But this old-style, overhead-heavy, and high-cost model remains under threat. How long it survives remains unclear.
Lawyer/consultant Jay Fleischman in his article, “LexisNexis And Westlaw Re-Launch – Too Little, Too Late?,” at Legal Practice Pro, thinks any late-adapting innovations being offered are akin to rearranging the Titanic’s deck chairs. Also see Law Librarian Blog: “LexisNexis had a challenging year.”
Continued economic pressure, emerging lower cost competitive models and increased client resistance to high legal bills have generally caught the providers flat-footed.
Moreover, with as many as 19 state bar associations having partnered for “free” legal research through providers like Fastcase, the old line model is becoming more and more passé, particularly for solos and small firms. Competing with Fastcase is Casemaker, whose legal research system is available through a partnership with 28 other state bar organizations.
Of course, access to these providers is not technically “free” since availability is limited to dues-paying bar members. And interestingly, these member benefits aren’t all created equal. Some jurisdictions, like Nevada’s, limit case research only to their state court decisions. Members have to upgrade and pay extra to access other jurisdictions.
Big Law, on the other hand, continues to hook itself to the ‘same old, same old’ intravenous drip line and what one law librarian calls “a bewildering variety of subscription plans.” See Mary Rumsey’s “Guide to Fee-Based U. S. Legal Research Databases.”
Free online legal research.
And then there are free online providers like the following: MegaLaw – Legal Research, Case Law, Supreme Court,
FDsys,(the Government Printing Office),
WashLaw Web and
Law schools, law libraries, and individual state jurisdictions like the New Jersey Courts Search Page, the California Courts Directory and Texas Courts Online | Case Searches also provide excellent access to free online research.
Other examples of comprehensive, free or very low-cost resource portals include Rominger Legal and the Gallagher Law Library, UW School of Law or the Hugh and Hazel Darling Law Library at UCLA Law School’s terrific gateway at “Federal Courts & Case Law – Online Legal Research beyond LexisNexis and Westlaw.”

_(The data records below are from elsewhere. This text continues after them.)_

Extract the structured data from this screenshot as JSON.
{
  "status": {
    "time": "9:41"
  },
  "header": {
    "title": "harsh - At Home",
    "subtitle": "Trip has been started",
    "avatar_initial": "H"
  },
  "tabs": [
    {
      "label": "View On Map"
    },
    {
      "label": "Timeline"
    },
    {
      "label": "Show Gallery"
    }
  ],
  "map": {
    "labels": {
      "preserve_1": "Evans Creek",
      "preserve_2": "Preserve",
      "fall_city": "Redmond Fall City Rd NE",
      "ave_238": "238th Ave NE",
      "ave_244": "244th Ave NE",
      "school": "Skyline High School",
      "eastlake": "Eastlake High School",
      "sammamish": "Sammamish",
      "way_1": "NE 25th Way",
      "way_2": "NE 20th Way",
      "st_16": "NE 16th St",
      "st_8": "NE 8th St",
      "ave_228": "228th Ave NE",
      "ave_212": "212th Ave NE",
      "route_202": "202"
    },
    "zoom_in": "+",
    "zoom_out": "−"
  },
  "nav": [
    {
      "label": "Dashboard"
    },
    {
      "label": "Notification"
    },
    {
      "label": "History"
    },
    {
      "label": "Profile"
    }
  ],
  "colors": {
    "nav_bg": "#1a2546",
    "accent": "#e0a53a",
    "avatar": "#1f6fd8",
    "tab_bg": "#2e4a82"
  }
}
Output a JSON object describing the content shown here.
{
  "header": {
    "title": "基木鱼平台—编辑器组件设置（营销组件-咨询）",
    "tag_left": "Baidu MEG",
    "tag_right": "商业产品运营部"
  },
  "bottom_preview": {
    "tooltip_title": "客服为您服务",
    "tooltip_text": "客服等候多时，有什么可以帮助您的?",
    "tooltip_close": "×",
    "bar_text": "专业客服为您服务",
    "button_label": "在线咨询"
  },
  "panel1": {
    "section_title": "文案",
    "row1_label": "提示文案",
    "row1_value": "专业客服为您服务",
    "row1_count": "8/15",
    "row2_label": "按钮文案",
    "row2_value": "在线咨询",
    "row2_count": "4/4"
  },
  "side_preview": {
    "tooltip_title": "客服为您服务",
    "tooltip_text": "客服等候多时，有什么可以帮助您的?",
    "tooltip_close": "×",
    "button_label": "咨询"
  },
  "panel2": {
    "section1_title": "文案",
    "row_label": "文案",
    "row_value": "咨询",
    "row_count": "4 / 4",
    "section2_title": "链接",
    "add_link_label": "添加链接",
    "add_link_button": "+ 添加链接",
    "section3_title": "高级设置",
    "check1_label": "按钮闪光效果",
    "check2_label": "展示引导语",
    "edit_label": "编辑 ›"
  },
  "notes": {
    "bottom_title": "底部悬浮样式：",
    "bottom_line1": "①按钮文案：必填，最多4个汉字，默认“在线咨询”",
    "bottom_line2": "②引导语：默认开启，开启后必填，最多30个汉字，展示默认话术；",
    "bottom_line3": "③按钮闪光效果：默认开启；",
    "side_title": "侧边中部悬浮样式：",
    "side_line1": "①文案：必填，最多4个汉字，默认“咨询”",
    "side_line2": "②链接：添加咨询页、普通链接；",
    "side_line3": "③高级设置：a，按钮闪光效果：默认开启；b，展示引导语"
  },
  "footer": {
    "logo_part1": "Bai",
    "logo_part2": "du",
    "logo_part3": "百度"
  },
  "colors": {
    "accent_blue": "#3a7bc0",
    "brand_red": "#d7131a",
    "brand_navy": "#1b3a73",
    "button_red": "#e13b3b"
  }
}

The traditional providers, however, have not stood still. They have adapted in their own way and one, LexisNexis, even provides limited access to free case-law research through tools like lexisONE® Community. And both LexisNexis and Westlaw also offer piecemeal pay-by-credit card individual case research.
Of course, free legal research resources don’t provide the additional benefits you get with fee-based research models. You don’t, for example, have free citation checking or up-to-the-minute updating. Additionally, the search engine tools used by free legal research providers don’t have the laser-focused, discrete capacity to quickly narrow and efficiently find what you’re looking for. And of course, there’s still the moderating caveat, “you get what you pay for.”
And as with free CLE, there are no warranties as to content-quality or continued access. For example, one free legal research provider,AltLaw.org, shut down for good last year.